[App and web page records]
-=-=-
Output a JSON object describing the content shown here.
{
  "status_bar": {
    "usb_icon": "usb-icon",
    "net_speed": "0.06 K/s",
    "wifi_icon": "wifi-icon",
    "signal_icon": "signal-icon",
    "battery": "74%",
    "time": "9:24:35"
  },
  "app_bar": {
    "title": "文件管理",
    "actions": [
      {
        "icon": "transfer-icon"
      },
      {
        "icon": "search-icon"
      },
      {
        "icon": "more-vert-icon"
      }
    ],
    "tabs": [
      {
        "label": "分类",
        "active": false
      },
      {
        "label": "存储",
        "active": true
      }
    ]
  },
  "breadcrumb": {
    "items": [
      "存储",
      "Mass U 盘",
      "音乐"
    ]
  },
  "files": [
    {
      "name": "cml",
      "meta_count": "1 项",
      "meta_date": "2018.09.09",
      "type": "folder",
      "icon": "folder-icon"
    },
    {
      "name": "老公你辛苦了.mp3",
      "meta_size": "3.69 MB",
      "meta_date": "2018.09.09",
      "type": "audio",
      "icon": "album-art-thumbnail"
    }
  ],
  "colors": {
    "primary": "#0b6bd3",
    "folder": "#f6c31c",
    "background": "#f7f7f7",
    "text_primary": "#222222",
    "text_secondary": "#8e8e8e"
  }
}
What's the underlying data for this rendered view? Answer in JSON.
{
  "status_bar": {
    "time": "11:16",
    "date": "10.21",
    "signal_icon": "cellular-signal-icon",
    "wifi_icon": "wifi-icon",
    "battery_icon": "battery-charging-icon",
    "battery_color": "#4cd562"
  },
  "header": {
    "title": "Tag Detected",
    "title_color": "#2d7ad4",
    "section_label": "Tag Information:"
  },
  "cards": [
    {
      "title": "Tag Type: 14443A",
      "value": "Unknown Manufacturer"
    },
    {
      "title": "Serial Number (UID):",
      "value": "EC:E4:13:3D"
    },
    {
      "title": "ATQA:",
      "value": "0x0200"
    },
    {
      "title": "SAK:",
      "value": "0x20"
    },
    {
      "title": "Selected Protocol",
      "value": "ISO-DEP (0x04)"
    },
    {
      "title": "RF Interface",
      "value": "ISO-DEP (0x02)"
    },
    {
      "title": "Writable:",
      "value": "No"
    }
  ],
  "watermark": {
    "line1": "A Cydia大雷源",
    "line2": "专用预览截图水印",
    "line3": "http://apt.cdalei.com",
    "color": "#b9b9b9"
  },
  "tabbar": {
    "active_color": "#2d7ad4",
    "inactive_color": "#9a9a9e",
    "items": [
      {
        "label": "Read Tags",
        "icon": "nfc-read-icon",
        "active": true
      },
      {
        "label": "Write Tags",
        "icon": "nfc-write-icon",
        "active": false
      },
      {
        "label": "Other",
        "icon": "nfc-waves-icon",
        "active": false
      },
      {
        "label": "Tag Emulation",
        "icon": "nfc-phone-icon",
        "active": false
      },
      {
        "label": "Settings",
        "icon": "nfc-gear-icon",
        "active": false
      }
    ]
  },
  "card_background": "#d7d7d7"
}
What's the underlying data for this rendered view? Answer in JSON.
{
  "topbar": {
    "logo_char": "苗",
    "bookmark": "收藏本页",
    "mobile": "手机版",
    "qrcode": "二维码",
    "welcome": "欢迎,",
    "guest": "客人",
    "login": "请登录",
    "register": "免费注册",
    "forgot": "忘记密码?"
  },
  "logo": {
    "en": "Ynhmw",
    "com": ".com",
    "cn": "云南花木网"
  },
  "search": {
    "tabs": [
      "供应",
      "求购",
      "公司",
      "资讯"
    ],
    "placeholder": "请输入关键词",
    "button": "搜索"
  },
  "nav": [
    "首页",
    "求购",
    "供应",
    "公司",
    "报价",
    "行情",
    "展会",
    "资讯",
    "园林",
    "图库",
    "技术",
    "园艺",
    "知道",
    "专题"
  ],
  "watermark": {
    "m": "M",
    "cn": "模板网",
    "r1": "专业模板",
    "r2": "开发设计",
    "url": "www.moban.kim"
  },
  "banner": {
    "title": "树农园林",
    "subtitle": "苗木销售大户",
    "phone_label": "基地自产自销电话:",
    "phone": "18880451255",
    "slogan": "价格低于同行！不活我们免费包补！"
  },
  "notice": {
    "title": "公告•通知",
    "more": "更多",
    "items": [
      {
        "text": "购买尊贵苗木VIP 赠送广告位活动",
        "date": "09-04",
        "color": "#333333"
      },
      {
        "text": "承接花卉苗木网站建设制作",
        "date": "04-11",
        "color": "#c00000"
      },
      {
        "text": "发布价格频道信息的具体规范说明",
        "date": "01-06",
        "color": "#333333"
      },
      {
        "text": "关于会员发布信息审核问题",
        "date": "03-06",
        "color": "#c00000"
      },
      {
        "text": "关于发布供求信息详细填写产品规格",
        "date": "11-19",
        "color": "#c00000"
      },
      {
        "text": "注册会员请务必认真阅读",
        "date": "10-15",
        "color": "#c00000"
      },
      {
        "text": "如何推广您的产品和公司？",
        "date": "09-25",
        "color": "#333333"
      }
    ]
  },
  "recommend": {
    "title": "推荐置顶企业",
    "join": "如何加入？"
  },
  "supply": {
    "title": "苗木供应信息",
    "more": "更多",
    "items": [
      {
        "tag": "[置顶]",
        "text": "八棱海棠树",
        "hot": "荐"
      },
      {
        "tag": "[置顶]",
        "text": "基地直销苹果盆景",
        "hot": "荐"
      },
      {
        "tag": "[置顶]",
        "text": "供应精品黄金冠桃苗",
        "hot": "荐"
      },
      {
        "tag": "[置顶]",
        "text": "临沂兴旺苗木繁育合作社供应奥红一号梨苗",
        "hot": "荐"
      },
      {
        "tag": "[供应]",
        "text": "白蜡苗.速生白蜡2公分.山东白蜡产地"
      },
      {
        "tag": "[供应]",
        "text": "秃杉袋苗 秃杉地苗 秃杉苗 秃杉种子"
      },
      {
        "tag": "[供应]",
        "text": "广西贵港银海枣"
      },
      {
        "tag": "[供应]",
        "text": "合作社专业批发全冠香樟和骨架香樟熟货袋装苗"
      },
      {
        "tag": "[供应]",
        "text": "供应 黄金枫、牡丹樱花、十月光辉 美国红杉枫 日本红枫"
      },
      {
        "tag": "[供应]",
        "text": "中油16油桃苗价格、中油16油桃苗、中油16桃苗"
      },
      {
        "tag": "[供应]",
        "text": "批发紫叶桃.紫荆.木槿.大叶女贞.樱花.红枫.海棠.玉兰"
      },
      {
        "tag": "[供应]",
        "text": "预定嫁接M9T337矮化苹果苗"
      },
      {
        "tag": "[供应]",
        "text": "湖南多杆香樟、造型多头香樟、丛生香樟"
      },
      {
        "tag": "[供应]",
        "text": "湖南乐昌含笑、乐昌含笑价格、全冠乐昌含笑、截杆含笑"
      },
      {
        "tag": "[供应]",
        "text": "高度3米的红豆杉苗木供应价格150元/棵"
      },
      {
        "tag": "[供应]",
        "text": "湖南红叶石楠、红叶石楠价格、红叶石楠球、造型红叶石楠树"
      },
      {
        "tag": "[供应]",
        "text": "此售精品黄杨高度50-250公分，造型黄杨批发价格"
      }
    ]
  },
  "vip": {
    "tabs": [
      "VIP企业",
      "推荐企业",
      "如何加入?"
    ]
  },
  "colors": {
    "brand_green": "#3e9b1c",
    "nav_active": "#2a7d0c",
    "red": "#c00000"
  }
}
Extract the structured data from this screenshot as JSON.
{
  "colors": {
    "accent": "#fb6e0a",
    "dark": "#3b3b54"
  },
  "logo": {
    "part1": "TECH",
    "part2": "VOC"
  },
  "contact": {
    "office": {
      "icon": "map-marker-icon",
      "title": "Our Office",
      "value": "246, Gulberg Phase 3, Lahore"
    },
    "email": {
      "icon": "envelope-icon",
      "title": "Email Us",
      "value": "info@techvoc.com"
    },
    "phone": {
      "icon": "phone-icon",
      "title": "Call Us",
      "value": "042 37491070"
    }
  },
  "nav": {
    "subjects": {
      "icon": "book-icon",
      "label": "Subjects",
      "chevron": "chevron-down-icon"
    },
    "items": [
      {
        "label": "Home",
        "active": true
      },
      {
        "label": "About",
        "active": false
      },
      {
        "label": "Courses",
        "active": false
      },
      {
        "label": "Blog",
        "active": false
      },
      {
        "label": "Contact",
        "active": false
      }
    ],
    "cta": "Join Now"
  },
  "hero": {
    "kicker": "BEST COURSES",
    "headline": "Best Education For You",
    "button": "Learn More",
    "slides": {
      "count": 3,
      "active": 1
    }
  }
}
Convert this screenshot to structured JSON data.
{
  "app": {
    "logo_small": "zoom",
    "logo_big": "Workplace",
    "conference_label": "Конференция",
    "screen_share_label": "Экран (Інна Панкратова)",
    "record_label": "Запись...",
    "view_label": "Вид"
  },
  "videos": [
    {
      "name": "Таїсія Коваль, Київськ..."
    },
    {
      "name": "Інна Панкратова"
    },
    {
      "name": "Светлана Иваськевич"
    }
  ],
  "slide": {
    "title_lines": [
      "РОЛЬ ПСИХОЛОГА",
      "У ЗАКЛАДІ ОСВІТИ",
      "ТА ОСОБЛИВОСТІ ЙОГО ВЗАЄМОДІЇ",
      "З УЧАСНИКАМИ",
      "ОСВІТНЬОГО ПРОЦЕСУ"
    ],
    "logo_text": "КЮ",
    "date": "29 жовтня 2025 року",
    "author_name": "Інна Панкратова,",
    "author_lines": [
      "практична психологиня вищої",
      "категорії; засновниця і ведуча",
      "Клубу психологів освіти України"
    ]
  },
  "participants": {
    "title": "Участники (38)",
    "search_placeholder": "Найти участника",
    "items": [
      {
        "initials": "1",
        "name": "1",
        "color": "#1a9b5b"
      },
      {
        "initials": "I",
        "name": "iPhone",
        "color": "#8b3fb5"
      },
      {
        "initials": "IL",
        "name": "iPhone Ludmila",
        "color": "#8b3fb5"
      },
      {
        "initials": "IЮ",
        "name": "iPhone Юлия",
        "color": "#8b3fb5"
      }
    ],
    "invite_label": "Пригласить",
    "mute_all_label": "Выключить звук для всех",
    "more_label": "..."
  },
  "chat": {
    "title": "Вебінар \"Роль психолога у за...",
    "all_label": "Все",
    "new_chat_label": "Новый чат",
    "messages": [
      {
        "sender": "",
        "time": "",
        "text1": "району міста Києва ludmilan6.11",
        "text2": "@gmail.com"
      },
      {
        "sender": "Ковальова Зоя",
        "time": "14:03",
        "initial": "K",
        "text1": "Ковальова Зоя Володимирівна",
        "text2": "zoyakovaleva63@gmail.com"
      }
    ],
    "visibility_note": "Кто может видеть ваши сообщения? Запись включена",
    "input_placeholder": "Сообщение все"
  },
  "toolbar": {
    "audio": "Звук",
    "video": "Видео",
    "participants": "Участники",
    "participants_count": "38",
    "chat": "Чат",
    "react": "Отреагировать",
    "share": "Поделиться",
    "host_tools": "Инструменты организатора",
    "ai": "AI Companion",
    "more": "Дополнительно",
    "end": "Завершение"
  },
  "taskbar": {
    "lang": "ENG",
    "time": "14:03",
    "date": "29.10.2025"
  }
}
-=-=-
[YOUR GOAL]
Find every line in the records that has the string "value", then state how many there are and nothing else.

[WORKED SOLUTION]
10